DATA SECTION
[Start of section]

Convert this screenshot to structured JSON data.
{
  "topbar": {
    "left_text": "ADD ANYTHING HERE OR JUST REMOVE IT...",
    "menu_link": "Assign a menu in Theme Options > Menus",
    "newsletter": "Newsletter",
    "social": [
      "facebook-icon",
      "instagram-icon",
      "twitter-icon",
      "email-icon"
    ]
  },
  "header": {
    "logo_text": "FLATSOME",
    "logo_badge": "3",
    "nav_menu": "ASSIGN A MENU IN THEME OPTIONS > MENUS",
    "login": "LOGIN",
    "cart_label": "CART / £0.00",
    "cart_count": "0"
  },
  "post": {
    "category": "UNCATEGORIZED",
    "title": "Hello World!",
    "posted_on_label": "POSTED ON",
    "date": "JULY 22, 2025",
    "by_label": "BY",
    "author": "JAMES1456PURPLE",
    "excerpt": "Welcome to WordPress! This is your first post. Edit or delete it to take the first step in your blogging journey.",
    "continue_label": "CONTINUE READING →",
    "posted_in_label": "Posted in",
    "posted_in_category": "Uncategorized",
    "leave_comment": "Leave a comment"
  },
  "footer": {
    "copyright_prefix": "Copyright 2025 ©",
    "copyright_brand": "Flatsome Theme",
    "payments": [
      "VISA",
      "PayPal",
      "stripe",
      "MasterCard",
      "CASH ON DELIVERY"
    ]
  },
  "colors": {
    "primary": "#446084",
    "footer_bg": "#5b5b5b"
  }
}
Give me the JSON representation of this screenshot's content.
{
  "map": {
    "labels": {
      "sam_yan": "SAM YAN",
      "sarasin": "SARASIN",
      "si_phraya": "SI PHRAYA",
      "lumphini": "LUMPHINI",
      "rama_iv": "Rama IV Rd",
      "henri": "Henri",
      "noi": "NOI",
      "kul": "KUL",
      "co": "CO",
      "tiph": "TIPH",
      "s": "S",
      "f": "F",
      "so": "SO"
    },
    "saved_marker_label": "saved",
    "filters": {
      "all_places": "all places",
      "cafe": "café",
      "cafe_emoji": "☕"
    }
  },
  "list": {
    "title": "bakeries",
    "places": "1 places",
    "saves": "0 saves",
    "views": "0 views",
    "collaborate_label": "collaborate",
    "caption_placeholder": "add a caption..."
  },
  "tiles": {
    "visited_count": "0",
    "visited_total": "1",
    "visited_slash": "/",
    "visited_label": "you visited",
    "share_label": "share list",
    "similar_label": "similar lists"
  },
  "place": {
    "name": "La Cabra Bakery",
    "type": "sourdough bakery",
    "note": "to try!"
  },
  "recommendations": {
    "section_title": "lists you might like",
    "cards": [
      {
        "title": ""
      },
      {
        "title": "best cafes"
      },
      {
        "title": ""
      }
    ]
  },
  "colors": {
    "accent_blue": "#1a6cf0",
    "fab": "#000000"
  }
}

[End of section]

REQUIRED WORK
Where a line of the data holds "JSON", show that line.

EXERCISE OUTPUT
Convert this screenshot to structured JSON data.
Give me the JSON representation of this screenshot's content.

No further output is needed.